Work request: Copy every record below exactly as it stands.

Data in this exercise:
★ ★ ★ ★

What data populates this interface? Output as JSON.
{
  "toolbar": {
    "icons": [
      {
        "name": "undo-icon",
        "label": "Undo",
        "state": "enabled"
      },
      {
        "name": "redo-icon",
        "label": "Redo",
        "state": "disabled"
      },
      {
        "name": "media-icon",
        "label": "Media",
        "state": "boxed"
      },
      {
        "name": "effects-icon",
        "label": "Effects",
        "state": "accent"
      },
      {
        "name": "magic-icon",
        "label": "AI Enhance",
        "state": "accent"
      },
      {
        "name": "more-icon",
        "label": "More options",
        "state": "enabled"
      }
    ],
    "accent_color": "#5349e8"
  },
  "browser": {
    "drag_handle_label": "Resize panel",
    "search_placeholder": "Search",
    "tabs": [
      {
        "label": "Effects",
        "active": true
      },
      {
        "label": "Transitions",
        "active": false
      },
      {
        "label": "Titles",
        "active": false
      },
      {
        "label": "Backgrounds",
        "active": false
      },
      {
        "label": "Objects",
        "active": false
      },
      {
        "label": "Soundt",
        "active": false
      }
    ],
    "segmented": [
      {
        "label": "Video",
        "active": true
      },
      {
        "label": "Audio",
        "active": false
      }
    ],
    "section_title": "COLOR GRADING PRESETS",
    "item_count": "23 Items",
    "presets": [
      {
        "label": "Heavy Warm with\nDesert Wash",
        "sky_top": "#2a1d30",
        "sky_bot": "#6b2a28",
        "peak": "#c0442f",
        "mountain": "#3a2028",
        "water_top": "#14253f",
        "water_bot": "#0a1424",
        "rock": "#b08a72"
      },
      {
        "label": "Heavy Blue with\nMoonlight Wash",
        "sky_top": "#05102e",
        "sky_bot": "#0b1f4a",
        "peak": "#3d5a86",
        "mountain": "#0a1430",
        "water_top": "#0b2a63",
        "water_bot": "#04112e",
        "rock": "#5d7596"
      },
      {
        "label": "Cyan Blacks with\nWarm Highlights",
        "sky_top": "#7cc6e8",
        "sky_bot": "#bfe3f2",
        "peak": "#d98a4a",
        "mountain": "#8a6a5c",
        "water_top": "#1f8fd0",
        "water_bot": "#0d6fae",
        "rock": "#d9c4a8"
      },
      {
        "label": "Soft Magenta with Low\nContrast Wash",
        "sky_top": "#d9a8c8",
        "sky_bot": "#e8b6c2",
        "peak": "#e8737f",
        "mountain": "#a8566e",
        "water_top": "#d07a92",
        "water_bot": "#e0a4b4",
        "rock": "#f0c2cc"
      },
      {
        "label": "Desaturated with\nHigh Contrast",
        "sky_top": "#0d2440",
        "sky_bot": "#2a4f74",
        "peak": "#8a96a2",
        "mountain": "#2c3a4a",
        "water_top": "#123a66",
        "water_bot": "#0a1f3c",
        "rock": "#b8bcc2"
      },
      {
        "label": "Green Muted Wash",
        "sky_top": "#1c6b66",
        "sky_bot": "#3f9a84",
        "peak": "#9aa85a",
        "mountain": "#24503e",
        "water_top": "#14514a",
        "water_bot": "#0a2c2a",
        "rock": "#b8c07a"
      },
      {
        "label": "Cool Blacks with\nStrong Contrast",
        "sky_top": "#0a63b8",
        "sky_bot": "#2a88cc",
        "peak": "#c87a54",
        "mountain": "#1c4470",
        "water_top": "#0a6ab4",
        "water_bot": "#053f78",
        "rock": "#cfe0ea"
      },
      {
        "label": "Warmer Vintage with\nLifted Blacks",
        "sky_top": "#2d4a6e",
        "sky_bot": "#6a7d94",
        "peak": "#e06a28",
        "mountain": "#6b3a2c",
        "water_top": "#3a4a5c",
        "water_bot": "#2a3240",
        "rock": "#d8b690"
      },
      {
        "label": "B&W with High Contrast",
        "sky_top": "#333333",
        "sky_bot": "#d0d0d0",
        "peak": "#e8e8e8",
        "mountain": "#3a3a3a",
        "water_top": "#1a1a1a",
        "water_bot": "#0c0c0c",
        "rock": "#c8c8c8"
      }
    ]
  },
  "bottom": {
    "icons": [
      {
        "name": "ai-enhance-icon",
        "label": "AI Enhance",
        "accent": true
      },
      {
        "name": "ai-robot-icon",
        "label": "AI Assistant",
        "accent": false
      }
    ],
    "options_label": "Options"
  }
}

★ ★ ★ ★

Task output:
What data populates this interface? Output as JSON.
{
  "toolbar": {
    "icons": [
      {
        "name": "undo-icon",
        "label": "Undo",
        "state": "enabled"
      },
      {
        "name": "redo-icon",
        "label": "Redo",
        "state": "disabled"
      },
      {
        "name": "media-icon",
        "label": "Media",
        "state": "boxed"
      },
      {
        "name": "effects-icon",
        "label": "Effects",
        "state": "accent"
      },
      {
        "name": "magic-icon",
        "label": "AI Enhance",
        "state": "accent"
      },
      {
        "name": "more-icon",
        "label": "More options",
        "state": "enabled"
      }
    ],
    "accent_color": "#5349e8"
  },
  "browser": {
    "drag_handle_label": "Resize panel",
    "search_placeholder": "Search",
    "tabs": [
      {
        "label": "Effects",
        "active": true
      },
      {
        "label": "Transitions",
        "active": false
      },
      {
        "label": "Titles",
        "active": false
      },
      {
        "label": "Backgrounds",
        "active": false
      },
      {
        "label": "Objects",
        "active": false
      },
      {
        "label": "Soundt",
        "active": false
      }
    ],
    "segmented": [
      {
        "label": "Video",
        "active": true
      },
      {
        "label": "Audio",
        "active": false
      }
    ],
    "section_title": "COLOR GRADING PRESETS",
    "item_count": "23 Items",
    "presets": [
      {
        "label": "Heavy Warm with\nDesert Wash",
        "sky_top": "#2a1d30",
        "sky_bot": "#6b2a28",
        "peak": "#c0442f",
        "mountain": "#3a2028",
        "water_top": "#14253f",
        "water_bot": "#0a1424",
        "rock": "#b08a72"
      },
      {
        "label": "Heavy Blue with\nMoonlight Wash",
        "sky_top": "#05102e",
        "sky_bot": "#0b1f4a",
        "peak": "#3d5a86",
        "mountain": "#0a1430",
        "water_top": "#0b2a63",
        "water_bot": "#04112e",
        "rock": "#5d7596"
      },
      {
        "label": "Cyan Blacks with\nWarm Highlights",
        "sky_top": "#7cc6e8",
        "sky_bot": "#bfe3f2",
        "peak": "#d98a4a",
        "mountain": "#8a6a5c",
        "water_top": "#1f8fd0",
        "water_bot": "#0d6fae",
        "rock": "#d9c4a8"
      },
      {
        "label": "Soft Magenta with Low\nContrast Wash",
        "sky_top": "#d9a8c8",
        "sky_bot": "#e8b6c2",
        "peak": "#e8737f",
        "mountain": "#a8566e",
        "water_top": "#d07a92",
        "water_bot": "#e0a4b4",
        "rock": "#f0c2cc"
      },
      {
        "label": "Desaturated with\nHigh Contrast",
        "sky_top": "#0d2440",
        "sky_bot": "#2a4f74",
        "peak": "#8a96a2",
        "mountain": "#2c3a4a",
        "water_top": "#123a66",
        "water_bot": "#0a1f3c",
        "rock": "#b8bcc2"
      },
      {
        "label": "Green Muted Wash",
        "sky_top": "#1c6b66",
        "sky_bot": "#3f9a84",
        "peak": "#9aa85a",
        "mountain": "#24503e",
        "water_top": "#14514a",
        "water_bot": "#0a2c2a",
        "rock": "#b8c07a"
      },
      {
        "label": "Cool Blacks with\nStrong Contrast",
        "sky_top": "#0a63b8",
        "sky_bot": "#2a88cc",
        "peak": "#c87a54",
        "mountain": "#1c4470",
        "water_top": "#0a6ab4",
        "water_bot": "#053f78",
        "rock": "#cfe0ea"
      },
      {
        "label": "Warmer Vintage with\nLifted Blacks",
        "sky_top": "#2d4a6e",
        "sky_bot": "#6a7d94",
        "peak": "#e06a28",
        "mountain": "#6b3a2c",
        "water_top": "#3a4a5c",
        "water_bot": "#2a3240",
        "rock": "#d8b690"
      },
      {
        "label": "B&W with High Contrast",
        "sky_top": "#333333",
        "sky_bot": "#d0d0d0",
        "peak": "#e8e8e8",
        "mountain": "#3a3a3a",
        "water_top": "#1a1a1a",
        "water_bot": "#0c0c0c",
        "rock": "#c8c8c8"
      }
    ]
  },
  "bottom": {
    "icons": [
      {
        "name": "ai-enhance-icon",
        "label": "AI Enhance",
        "accent": true
      },
      {
        "name": "ai-robot-icon",
        "label": "AI Assistant",
        "accent": false
      }
    ],
    "options_label": "Options"
  }
}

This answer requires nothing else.